START Material for this task

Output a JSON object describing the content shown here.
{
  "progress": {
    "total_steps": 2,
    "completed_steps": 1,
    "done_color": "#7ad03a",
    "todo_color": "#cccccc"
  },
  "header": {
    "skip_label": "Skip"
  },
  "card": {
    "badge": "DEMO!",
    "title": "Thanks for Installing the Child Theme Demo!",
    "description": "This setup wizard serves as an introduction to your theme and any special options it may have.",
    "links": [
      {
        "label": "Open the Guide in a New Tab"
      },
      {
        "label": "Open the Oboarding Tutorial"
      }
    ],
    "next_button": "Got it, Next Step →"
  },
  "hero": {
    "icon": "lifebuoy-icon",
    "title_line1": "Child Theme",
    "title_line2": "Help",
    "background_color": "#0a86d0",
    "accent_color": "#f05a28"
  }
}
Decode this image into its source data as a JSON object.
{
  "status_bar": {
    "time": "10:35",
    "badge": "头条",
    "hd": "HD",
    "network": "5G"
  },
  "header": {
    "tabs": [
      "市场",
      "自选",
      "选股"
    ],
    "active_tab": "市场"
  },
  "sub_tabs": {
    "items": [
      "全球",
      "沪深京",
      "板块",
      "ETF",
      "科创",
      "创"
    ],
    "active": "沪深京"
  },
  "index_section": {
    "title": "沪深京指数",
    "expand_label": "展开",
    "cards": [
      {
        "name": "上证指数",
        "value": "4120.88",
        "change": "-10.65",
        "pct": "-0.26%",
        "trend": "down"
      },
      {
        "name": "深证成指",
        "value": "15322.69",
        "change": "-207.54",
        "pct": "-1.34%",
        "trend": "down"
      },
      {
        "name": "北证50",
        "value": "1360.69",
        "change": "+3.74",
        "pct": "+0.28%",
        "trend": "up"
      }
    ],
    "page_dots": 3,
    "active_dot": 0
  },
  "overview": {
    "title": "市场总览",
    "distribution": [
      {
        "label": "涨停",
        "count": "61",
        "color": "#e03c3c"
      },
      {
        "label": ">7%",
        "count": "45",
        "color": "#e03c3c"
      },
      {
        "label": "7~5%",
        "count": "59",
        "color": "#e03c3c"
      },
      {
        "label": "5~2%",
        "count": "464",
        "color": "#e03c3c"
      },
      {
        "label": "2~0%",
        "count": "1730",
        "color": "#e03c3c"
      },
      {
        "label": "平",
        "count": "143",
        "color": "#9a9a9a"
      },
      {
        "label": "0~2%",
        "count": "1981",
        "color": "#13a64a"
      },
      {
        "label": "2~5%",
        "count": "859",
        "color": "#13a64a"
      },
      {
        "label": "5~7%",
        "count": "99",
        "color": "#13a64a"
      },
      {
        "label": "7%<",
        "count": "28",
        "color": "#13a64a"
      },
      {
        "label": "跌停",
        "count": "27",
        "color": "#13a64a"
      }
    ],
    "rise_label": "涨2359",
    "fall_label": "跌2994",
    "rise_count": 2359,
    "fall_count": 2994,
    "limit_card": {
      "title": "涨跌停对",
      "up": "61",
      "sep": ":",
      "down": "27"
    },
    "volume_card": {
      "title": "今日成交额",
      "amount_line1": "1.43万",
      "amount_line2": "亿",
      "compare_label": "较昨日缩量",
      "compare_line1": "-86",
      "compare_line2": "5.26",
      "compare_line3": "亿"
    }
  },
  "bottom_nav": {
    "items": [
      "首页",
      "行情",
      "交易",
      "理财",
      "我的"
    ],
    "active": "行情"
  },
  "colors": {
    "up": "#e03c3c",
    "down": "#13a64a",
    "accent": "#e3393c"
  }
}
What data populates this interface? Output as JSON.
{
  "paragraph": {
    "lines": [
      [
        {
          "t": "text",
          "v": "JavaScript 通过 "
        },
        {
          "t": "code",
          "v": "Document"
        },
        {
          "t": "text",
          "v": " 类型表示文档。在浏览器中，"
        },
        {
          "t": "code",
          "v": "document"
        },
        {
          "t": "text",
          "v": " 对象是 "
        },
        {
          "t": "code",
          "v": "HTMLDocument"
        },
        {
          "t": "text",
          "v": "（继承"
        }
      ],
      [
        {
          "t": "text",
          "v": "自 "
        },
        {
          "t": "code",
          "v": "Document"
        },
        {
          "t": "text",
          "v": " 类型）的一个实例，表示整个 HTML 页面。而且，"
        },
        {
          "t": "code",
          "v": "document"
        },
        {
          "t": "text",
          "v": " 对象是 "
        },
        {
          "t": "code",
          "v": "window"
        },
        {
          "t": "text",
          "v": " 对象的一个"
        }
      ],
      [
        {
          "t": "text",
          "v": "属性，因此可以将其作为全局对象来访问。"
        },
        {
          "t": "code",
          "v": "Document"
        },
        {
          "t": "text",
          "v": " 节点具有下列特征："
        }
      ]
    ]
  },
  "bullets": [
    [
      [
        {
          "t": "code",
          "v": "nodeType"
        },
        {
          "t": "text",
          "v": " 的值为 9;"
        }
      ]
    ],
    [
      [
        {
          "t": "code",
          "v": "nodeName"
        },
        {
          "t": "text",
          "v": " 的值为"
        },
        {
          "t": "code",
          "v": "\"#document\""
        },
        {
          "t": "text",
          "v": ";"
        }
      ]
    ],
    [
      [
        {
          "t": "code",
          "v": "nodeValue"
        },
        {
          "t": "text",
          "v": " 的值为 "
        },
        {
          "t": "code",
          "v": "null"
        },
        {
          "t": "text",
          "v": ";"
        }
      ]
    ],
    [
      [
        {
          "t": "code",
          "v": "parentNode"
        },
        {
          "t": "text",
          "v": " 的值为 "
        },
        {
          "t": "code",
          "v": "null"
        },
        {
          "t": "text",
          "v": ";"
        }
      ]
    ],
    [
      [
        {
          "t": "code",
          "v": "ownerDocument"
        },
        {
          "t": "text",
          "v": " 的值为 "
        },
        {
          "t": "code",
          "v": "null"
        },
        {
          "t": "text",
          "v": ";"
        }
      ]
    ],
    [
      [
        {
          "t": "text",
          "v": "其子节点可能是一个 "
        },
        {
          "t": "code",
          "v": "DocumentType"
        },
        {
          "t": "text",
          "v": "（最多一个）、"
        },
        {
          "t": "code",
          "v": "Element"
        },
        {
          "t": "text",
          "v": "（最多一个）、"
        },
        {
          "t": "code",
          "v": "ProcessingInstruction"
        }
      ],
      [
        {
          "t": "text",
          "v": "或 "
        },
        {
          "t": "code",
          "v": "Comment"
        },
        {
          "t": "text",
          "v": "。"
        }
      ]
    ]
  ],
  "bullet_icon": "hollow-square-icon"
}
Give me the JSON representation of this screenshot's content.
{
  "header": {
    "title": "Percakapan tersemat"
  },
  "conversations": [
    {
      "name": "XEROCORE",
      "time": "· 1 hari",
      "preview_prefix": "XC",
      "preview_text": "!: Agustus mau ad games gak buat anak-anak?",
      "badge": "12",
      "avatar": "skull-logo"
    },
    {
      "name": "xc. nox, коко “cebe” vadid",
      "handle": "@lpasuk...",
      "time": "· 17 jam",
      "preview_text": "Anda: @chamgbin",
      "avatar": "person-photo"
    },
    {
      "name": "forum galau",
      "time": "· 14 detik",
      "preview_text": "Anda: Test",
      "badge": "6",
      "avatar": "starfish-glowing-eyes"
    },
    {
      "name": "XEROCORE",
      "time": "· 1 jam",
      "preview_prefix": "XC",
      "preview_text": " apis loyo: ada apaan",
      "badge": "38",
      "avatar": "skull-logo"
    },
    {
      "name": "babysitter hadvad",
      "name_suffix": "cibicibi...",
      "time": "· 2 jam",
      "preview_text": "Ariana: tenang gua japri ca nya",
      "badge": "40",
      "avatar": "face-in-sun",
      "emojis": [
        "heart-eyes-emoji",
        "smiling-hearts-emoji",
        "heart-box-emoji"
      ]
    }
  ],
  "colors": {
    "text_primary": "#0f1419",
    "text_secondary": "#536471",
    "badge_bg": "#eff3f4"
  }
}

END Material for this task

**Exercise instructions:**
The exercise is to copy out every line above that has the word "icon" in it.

**Written response:**
    "icon": "lifebuoy-icon",
  "bullet_icon": "hollow-square-icon"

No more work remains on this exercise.